§ The task
Each line of the records that holds the word "icon" should be copied out.

§ Source material
== Segment start ==
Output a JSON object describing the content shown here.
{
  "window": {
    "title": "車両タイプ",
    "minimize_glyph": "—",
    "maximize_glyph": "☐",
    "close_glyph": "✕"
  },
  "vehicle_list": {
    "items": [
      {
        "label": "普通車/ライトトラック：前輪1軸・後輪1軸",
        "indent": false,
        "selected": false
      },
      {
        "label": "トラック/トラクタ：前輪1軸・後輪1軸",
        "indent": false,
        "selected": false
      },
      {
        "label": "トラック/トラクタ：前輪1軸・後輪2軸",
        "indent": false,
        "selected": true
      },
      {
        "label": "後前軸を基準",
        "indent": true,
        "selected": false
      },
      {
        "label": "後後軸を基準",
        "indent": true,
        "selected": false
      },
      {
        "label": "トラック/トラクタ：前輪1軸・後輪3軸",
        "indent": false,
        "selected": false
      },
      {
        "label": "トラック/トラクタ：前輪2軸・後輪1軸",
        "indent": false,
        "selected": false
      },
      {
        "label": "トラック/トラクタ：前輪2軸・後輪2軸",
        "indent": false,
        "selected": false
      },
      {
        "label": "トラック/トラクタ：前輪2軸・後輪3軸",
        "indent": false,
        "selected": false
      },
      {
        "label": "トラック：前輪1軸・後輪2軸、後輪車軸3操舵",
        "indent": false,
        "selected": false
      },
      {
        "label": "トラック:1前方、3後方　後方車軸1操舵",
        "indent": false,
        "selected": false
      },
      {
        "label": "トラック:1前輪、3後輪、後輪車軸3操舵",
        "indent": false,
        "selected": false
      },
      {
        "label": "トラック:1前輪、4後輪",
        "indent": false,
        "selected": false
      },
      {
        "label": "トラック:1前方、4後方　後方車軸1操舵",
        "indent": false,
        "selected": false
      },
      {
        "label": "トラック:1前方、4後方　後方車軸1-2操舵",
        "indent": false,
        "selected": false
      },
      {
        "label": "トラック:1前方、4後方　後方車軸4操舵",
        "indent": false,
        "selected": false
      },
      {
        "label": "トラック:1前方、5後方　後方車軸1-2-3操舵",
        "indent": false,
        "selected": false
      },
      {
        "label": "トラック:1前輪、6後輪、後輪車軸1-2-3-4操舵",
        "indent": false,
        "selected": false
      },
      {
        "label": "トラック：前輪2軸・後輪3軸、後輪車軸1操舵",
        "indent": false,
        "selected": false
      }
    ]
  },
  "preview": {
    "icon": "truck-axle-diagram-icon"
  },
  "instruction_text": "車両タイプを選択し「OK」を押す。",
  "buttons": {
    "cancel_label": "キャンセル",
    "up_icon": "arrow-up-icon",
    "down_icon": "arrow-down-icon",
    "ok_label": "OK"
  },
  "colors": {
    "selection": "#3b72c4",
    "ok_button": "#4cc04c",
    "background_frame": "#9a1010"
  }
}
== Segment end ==
§ Solution to this problem
    "icon": "truck-axle-diagram-icon"
    "up_icon": "arrow-up-icon",
    "down_icon": "arrow-down-icon",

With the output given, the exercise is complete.